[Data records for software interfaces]
+---+
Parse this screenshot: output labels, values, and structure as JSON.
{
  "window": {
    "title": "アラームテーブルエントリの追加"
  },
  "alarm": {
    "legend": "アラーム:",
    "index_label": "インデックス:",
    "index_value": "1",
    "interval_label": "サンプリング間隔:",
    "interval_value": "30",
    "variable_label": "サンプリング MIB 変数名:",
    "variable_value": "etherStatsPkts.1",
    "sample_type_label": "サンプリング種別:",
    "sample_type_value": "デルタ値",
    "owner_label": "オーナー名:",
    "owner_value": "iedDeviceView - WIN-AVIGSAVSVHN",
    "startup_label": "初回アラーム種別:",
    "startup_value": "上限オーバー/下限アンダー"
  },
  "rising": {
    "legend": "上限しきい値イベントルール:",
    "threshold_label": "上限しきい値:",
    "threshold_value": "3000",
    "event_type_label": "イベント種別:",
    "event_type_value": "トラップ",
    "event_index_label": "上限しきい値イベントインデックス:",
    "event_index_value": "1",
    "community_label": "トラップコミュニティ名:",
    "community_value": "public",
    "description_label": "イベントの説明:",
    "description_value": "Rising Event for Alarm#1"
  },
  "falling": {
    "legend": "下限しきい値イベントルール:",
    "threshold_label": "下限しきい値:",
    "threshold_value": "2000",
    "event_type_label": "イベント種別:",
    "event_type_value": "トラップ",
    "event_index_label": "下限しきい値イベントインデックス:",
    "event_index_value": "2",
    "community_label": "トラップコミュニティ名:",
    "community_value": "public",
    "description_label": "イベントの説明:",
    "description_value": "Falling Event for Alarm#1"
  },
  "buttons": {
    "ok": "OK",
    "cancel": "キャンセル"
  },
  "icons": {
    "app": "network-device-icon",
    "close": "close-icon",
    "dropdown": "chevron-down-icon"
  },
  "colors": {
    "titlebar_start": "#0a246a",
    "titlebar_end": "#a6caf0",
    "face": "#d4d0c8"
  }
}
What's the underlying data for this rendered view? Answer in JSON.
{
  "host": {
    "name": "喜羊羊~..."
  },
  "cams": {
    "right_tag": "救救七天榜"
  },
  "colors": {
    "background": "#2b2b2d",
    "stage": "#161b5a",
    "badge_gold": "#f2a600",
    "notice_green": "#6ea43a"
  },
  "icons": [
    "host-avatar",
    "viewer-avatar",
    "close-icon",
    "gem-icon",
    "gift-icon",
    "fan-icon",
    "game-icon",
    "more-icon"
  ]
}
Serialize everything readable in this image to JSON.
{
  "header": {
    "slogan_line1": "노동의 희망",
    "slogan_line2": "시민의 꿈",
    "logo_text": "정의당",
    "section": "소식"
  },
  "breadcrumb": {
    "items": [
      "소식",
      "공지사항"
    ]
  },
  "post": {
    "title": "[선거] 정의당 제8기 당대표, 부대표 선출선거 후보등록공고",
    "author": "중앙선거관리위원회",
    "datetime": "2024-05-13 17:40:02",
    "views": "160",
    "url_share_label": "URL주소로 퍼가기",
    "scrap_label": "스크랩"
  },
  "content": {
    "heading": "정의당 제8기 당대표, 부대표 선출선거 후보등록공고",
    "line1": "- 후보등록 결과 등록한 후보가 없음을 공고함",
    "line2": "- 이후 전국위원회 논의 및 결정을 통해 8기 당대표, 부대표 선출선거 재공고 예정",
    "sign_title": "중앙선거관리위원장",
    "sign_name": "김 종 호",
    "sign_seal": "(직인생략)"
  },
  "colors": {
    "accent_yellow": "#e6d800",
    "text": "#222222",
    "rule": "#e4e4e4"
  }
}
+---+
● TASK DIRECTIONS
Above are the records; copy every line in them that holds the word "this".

● PROBLEM SOLUTION
Parse this screenshot: output labels, values, and structure as JSON.
What's the underlying data for this rendered view? Answer in JSON.
Serialize everything readable in this image to JSON.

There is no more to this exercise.